The energy renaissance is a common label awarded to the nation’s recent increased productivity of shale oil and gas. The costs and benefits of this upturn pose numerous implications, which affect not only the energy industry, but consequently local government, economic development, and the labor market.
Let’s Talk Energy
The most obvious implications of the nation’s shale boom are evident in its natural habitat; the energy industry. For example, the United States is now the world’s largest natural gas producer as a result of the shale oil boom. According to the U.S. Energy Information Administration (EIA) shale gas production has grown 51 percent every year since 2007, reserves have increased five-fold since then and numbers are only projected to increase.
Similarly, U.S. production of crude oil is also another area with exceptional growth. In 2014, an increase from 1.2 million barrels per day to 8.7 million barrels per day was recorded as the largest volume increase since 1900, according to the EIA. Texas, North Dakota, and New Mexico are credited for the majority of 2014’s oil production increase, mainly as a result of the hydraulic fracturing process, which produces oil from shale deposits.
Falling crude oil prices have been felt across the country. Not bad for consumers, not so bad for vendors. Although declining prices of crude oil is not the optimal environment for producers, new drilling technologies are creating more efficient acquisition methods, which in turn, have made supplies more plentiful. However, in regard to consumers, many economists assert consumers have more disposable income ready to breathe life into various sectors of the economy, with less money going toward the pump,
Rises in natural gas liquids (NGLs) is another reward reaped from increased shale production. NGLs are composed of hydrogen and carbon, also referred to as hydrocarbon, and include ethane, propane, butane, isobutene and pentanes. The uses of these NGLs vary greatly and include burning for heating and cooking, gasoline mixtures, plastic bag construction, and more. In production of NGLs, the U.S. surpasses Saudi Arabia and former leader Russia, according to the EIA. This increase has decreased the need for imports while increasing exports, which helps boost the economy in its own right.

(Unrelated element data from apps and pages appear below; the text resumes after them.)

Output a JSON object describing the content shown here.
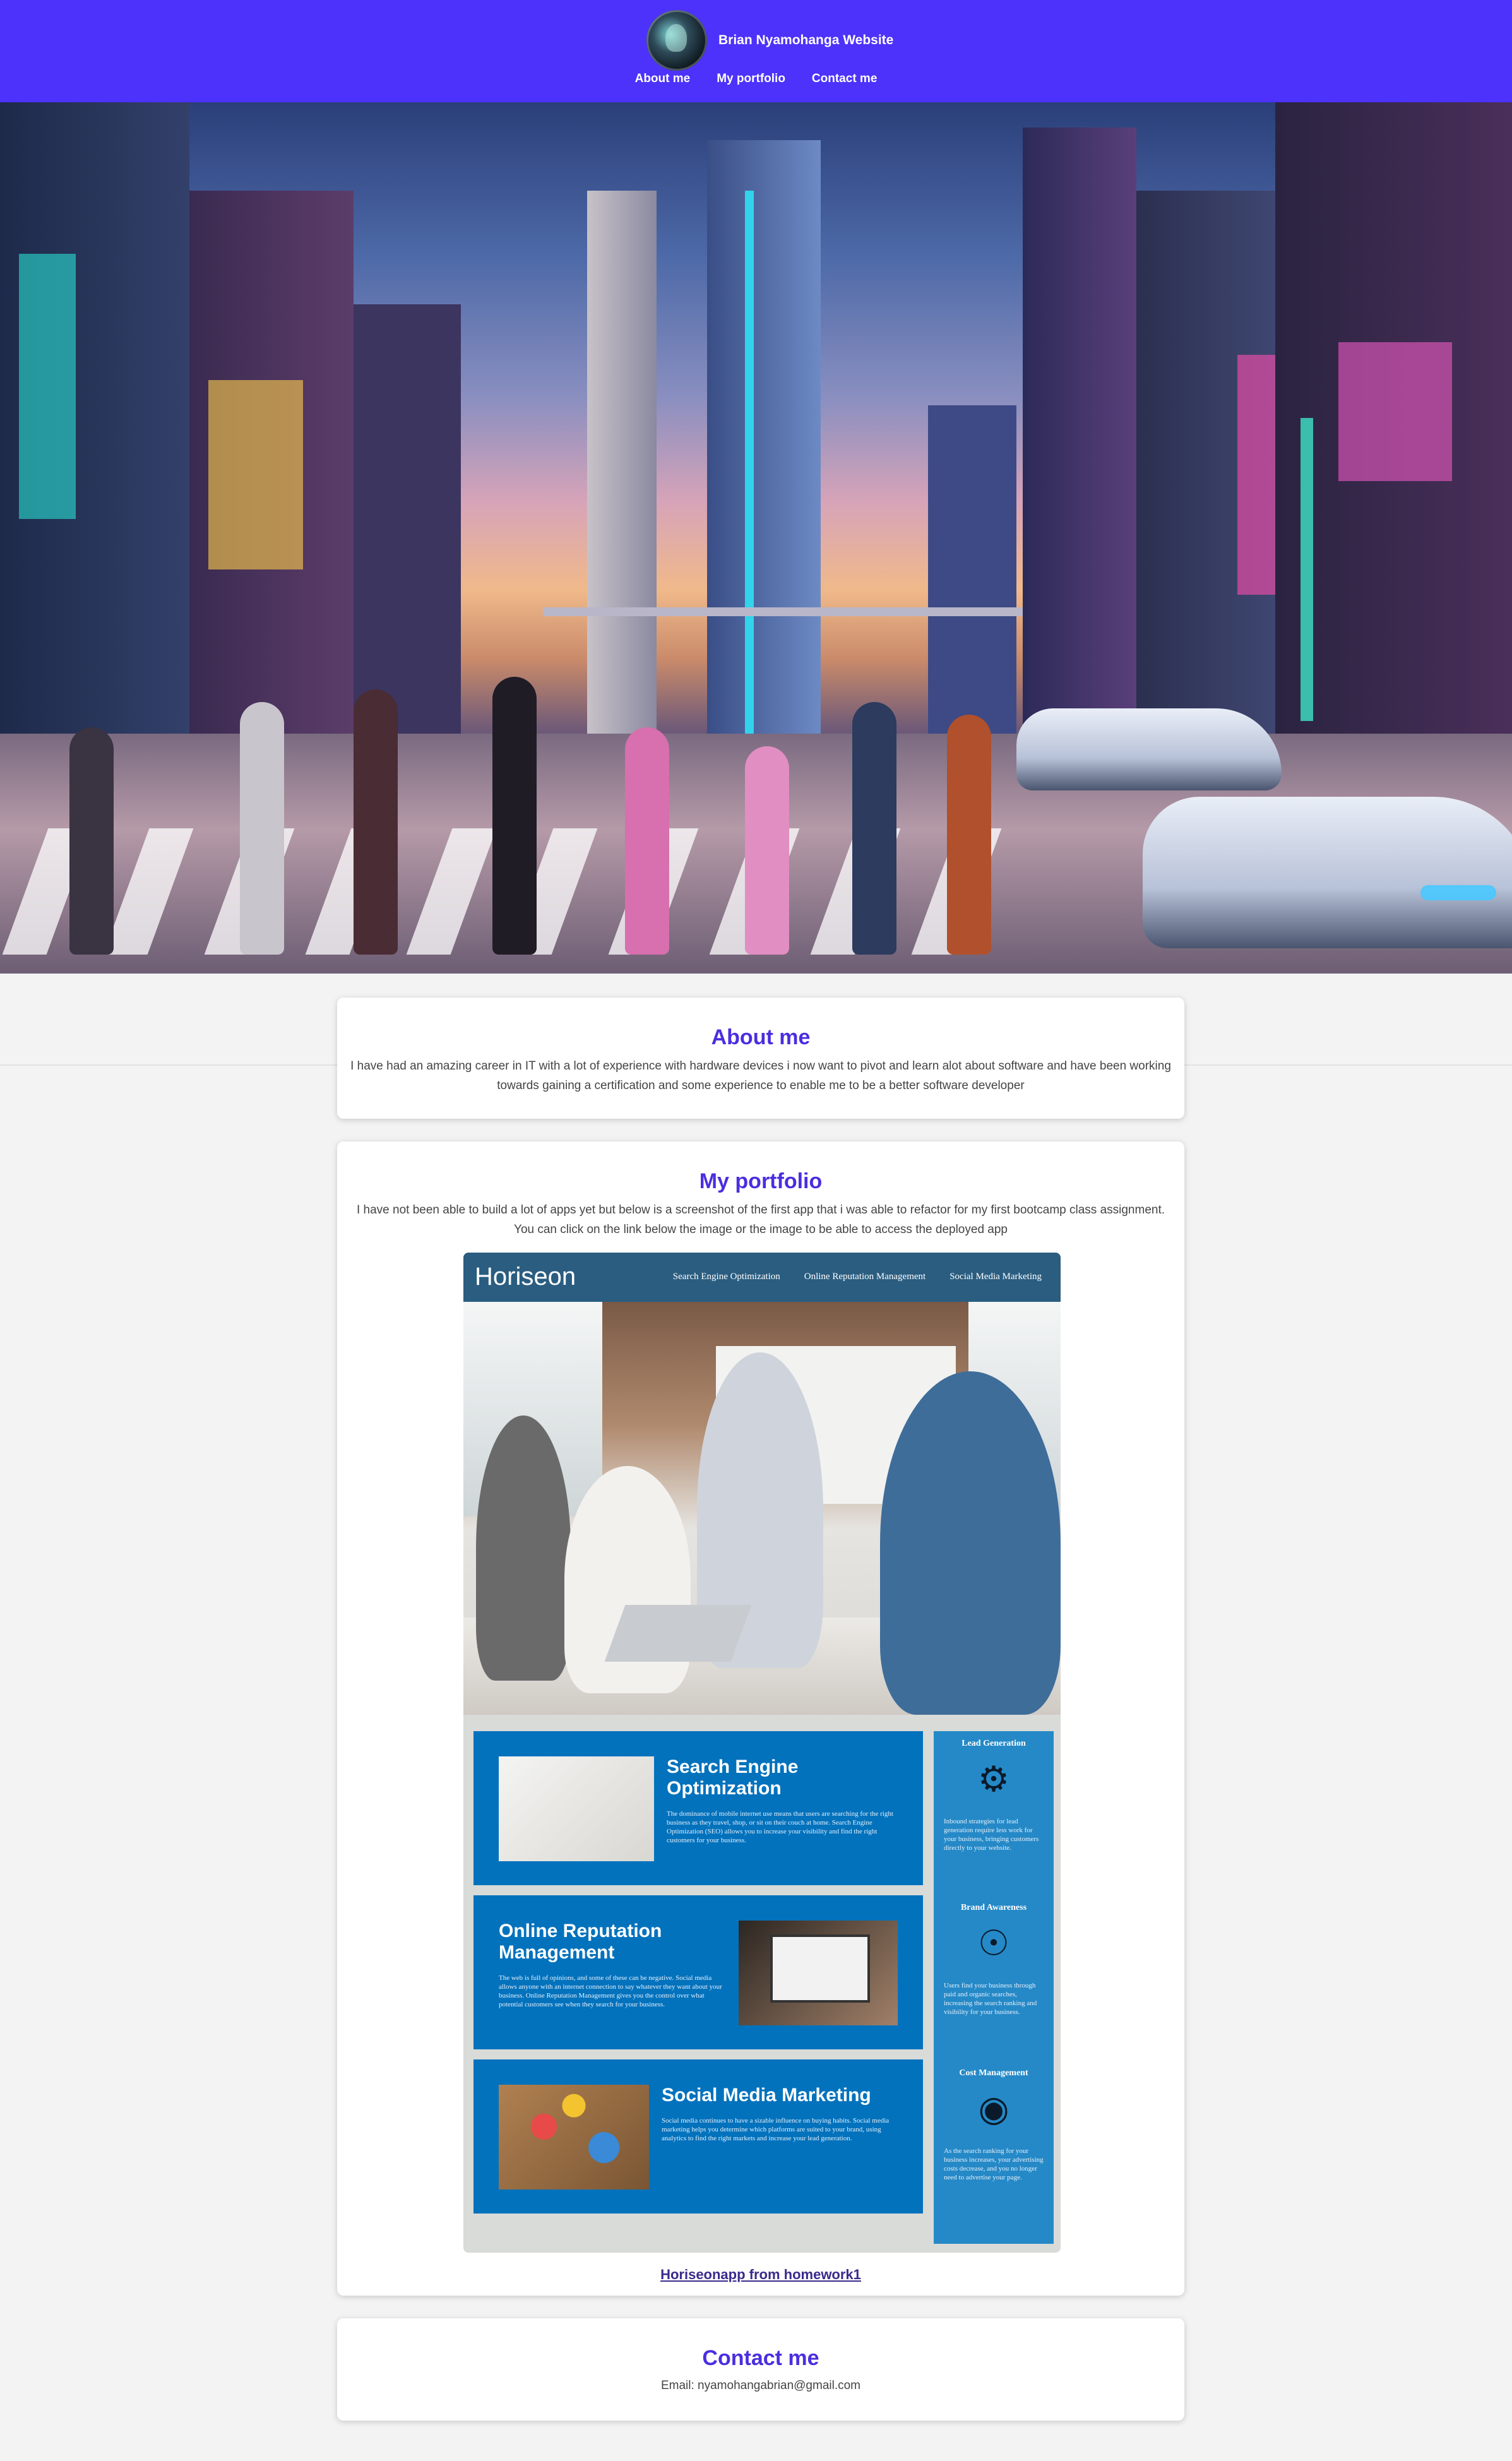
{
  "header": {
    "site_title": "Brian Nyamohanga Website",
    "nav": [
      "About me",
      "My portfolio",
      "Contact me"
    ]
  },
  "about": {
    "title": "About me",
    "text": "I have had an amazing career in IT with a lot of experience with hardware devices i now want to pivot and learn alot about software and have been working towards gaining a certification and some experience to enable me to be a better software developer"
  },
  "portfolio": {
    "title": "My portfolio",
    "text_line1": "I have not been able to build a lot of apps yet but below is a screenshot of the first app that i was able to refactor for my first bootcamp class assignment.",
    "text_line2": "You can click on the link below the image or the image to be able to access the deployed app",
    "link_label": "Horiseonapp from homework1",
    "screenshot": {
      "logo": "Horiseon",
      "nav": [
        "Search Engine Optimization",
        "Online Reputation Management",
        "Social Media Marketing"
      ],
      "services": [
        {
          "title": "Search Engine Optimization",
          "text": "The dominance of mobile internet use means that users are searching for the right business as they travel, shop, or sit on their couch at home. Search Engine Optimization (SEO) allows you to increase your visibility and find the right customers for your business."
        },
        {
          "title": "Online Reputation Management",
          "text": "The web is full of opinions, and some of these can be negative. Social media allows anyone with an internet connection to say whatever they want about your business. Online Reputation Management gives you the control over what potential customers see when they search for your business."
        },
        {
          "title": "Social Media Marketing",
          "text": "Social media continues to have a sizable influence on buying habits. Social media marketing helps you determine which platforms are suited to your brand, using analytics to find the right markets and increase your lead generation."
        }
      ],
      "benefits": [
        {
          "title": "Lead Generation",
          "icon": "lightbulb-icon",
          "text": "Inbound strategies for lead generation require less work for your business, bringing customers directly to your website."
        },
        {
          "title": "Brand Awareness",
          "icon": "broadcast-icon",
          "text": "Users find your business through paid and organic searches, increasing the search ranking and visibility for your business."
        },
        {
          "title": "Cost Management",
          "icon": "coins-icon",
          "text": "As the search ranking for your business increases, your advertising costs decrease, and you no longer need to advertise your page."
        }
      ]
    }
  },
  "contact": {
    "title": "Contact me",
    "email": "Email: nyamohangabrian@gmail.com"
  },
  "colors": {
    "header_bg": "#4c32fb",
    "heading": "#4a2ee0",
    "page_bg": "#f3f3f3",
    "horiseon_header": "#2a5d80",
    "horiseon_service": "#0272bd",
    "horiseon_benefit": "#2589c7"
  }
}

Government, You, and Shale
A report released by two Duke University researchers found local governments experience significant financial gains with shale oil projects. The report details revenue sources generated by oil and natural gas production. The study revealed revenue sources, which include state taxes and fees of production projects, local property tax on gas and oil property, leased state-owned land, and leased federally owned land. The report describes how the increased revenues of various local governments helped support increased demand of local government services. Although the reported data revealed shale production as typically a benefit for local government, there were instances of local governments who were not able to effectively manage the costs associated with shale production, thus resulting in financial loss.
Local governments aren’t the only ones seeing the sunny side of the shale boom. The shale boom has in part, single-handedly resuscitated the labor market within areas affected by the growth of extraction and production. From manufacturing and construction, to the development of new, and innovative technologies, the number of gas and oil grew 40 percent since 2008, according to the Manhattan Institute for Public Policy. An article on Forbes cites 135,000 high paying jobs added from the oil and gas industry between 2007 and 2012 and with current trends, predict 1.7 million permanent jobs in the U.S. created by 2020. The growth of the oil and gas extraction and production business creates new opportunities for consumers, local governments, and in particular those looking for jobs for a wide range of technical and non-technical expertise.
Lastly, be an opportunist. Whether investments in the surging oil and gas industry or with the optimistic job outlook throughout varying sectors for diverse applicants, college educated and otherwise workers, now is the time to pay attention to the oil boom and its potential impacts and opportunities in an area or job board near you.